◆ **REQUIREMENT**
Could the entries below be retyped exactly and in full?

◆ **PROVIDED ENTRIES**

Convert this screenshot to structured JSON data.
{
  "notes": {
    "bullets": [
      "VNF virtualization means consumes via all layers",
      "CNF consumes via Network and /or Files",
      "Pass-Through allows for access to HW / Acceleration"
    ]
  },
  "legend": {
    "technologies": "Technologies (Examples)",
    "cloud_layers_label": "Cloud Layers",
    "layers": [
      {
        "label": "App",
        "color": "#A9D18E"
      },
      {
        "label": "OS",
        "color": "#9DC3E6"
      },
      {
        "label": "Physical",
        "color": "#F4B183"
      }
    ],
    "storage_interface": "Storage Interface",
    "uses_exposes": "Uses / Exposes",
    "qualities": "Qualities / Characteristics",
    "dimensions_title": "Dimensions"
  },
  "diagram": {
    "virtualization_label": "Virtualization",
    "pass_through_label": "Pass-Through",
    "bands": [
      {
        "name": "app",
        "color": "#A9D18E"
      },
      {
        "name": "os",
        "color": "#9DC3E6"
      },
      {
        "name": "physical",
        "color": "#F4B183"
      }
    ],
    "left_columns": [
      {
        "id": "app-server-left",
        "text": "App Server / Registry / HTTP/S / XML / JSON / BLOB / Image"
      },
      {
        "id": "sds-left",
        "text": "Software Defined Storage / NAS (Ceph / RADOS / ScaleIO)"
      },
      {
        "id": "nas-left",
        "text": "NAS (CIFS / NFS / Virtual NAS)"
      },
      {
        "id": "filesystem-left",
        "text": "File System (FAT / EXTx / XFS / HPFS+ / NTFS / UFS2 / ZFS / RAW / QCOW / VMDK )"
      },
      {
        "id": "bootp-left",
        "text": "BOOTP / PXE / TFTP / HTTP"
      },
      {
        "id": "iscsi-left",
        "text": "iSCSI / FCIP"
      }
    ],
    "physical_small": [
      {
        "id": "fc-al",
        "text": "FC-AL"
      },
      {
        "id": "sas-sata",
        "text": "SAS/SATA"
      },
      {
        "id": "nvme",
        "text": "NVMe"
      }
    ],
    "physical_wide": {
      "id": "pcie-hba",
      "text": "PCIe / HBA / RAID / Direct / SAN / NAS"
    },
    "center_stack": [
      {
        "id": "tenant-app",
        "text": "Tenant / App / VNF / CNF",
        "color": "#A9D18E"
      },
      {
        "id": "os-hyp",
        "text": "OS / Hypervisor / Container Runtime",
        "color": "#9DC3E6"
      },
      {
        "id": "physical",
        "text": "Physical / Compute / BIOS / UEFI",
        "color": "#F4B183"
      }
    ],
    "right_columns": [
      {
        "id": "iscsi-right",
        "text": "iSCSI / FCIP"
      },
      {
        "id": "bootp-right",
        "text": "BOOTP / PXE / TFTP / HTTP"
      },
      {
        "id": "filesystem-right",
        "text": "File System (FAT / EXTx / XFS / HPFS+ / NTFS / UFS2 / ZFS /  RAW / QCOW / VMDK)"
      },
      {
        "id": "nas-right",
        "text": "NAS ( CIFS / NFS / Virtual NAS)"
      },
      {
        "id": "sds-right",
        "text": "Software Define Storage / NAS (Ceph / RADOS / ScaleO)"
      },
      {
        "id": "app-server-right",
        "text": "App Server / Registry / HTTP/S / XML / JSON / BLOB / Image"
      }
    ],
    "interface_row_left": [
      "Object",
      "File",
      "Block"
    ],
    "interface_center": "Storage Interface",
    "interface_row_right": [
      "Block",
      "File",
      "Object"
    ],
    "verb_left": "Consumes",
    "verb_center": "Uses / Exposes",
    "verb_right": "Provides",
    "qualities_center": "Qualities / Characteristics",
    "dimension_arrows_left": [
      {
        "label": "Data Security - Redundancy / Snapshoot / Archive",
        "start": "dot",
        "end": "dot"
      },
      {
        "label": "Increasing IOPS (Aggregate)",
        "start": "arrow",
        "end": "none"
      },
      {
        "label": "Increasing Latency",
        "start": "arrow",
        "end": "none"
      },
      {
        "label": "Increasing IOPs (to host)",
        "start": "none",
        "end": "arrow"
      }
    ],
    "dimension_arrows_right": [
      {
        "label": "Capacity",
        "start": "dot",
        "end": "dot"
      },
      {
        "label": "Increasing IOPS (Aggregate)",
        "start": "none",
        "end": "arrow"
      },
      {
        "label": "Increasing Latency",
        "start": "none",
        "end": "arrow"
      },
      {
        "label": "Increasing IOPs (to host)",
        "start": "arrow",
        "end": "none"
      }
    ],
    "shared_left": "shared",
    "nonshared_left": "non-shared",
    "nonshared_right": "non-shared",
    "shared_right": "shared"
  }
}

◆ **TASK RESPONSE**
Convert this screenshot to structured JSON data.
{
  "notes": {
    "bullets": [
      "VNF virtualization means consumes via all layers",
      "CNF consumes via Network and /or Files",
      "Pass-Through allows for access to HW / Acceleration"
    ]
  },
  "legend": {
    "technologies": "Technologies (Examples)",
    "cloud_layers_label": "Cloud Layers",
    "layers": [
      {
        "label": "App",
        "color": "#A9D18E"
      },
      {
        "label": "OS",
        "color": "#9DC3E6"
      },
      {
        "label": "Physical",
        "color": "#F4B183"
      }
    ],
    "storage_interface": "Storage Interface",
    "uses_exposes": "Uses / Exposes",
    "qualities": "Qualities / Characteristics",
    "dimensions_title": "Dimensions"
  },
  "diagram": {
    "virtualization_label": "Virtualization",
    "pass_through_label": "Pass-Through",
    "bands": [
      {
        "name": "app",
        "color": "#A9D18E"
      },
      {
        "name": "os",
        "color": "#9DC3E6"
      },
      {
        "name": "physical",
        "color": "#F4B183"
      }
    ],
    "left_columns": [
      {
        "id": "app-server-left",
        "text": "App Server / Registry / HTTP/S / XML / JSON / BLOB / Image"
      },
      {
        "id": "sds-left",
        "text": "Software Defined Storage / NAS (Ceph / RADOS / ScaleIO)"
      },
      {
        "id": "nas-left",
        "text": "NAS (CIFS / NFS / Virtual NAS)"
      },
      {
        "id": "filesystem-left",
        "text": "File System (FAT / EXTx / XFS / HPFS+ / NTFS / UFS2 / ZFS / RAW / QCOW / VMDK )"
      },
      {
        "id": "bootp-left",
        "text": "BOOTP / PXE / TFTP / HTTP"
      },
      {
        "id": "iscsi-left",
        "text": "iSCSI / FCIP"
      }
    ],
    "physical_small": [
      {
        "id": "fc-al",
        "text": "FC-AL"
      },
      {
        "id": "sas-sata",
        "text": "SAS/SATA"
      },
      {
        "id": "nvme",
        "text": "NVMe"
      }
    ],
    "physical_wide": {
      "id": "pcie-hba",
      "text": "PCIe / HBA / RAID / Direct / SAN / NAS"
    },
    "center_stack": [
      {
        "id": "tenant-app",
        "text": "Tenant / App / VNF / CNF",
        "color": "#A9D18E"
      },
      {
        "id": "os-hyp",
        "text": "OS / Hypervisor / Container Runtime",
        "color": "#9DC3E6"
      },
      {
        "id": "physical",
        "text": "Physical / Compute / BIOS / UEFI",
        "color": "#F4B183"
      }
    ],
    "right_columns": [
      {
        "id": "iscsi-right",
        "text": "iSCSI / FCIP"
      },
      {
        "id": "bootp-right",
        "text": "BOOTP / PXE / TFTP / HTTP"
      },
      {
        "id": "filesystem-right",
        "text": "File System (FAT / EXTx / XFS / HPFS+ / NTFS / UFS2 / ZFS /  RAW / QCOW / VMDK)"
      },
      {
        "id": "nas-right",
        "text": "NAS ( CIFS / NFS / Virtual NAS)"
      },
      {
        "id": "sds-right",
        "text": "Software Define Storage / NAS (Ceph / RADOS / ScaleO)"
      },
      {
        "id": "app-server-right",
        "text": "App Server / Registry / HTTP/S / XML / JSON / BLOB / Image"
      }
    ],
    "interface_row_left": [
      "Object",
      "File",
      "Block"
    ],
    "interface_center": "Storage Interface",
    "interface_row_right": [
      "Block",
      "File",
      "Object"
    ],
    "verb_left": "Consumes",
    "verb_center": "Uses / Exposes",
    "verb_right": "Provides",
    "qualities_center": "Qualities / Characteristics",
    "dimension_arrows_left": [
      {
        "label": "Data Security - Redundancy / Snapshoot / Archive",
        "start": "dot",
        "end": "dot"
      },
      {
        "label": "Increasing IOPS (Aggregate)",
        "start": "arrow",
        "end": "none"
      },
      {
        "label": "Increasing Latency",
        "start": "arrow",
        "end": "none"
      },
      {
        "label": "Increasing IOPs (to host)",
        "start": "none",
        "end": "arrow"
      }
    ],
    "dimension_arrows_right": [
      {
        "label": "Capacity",
        "start": "dot",
        "end": "dot"
      },
      {
        "label": "Increasing IOPS (Aggregate)",
        "start": "none",
        "end": "arrow"
      },
      {
        "label": "Increasing Latency",
        "start": "none",
        "end": "arrow"
      },
      {
        "label": "Increasing IOPs (to host)",
        "start": "arrow",
        "end": "none"
      }
    ],
    "shared_left": "shared",
    "nonshared_left": "non-shared",
    "nonshared_right": "non-shared",
    "shared_right": "shared"
  }
}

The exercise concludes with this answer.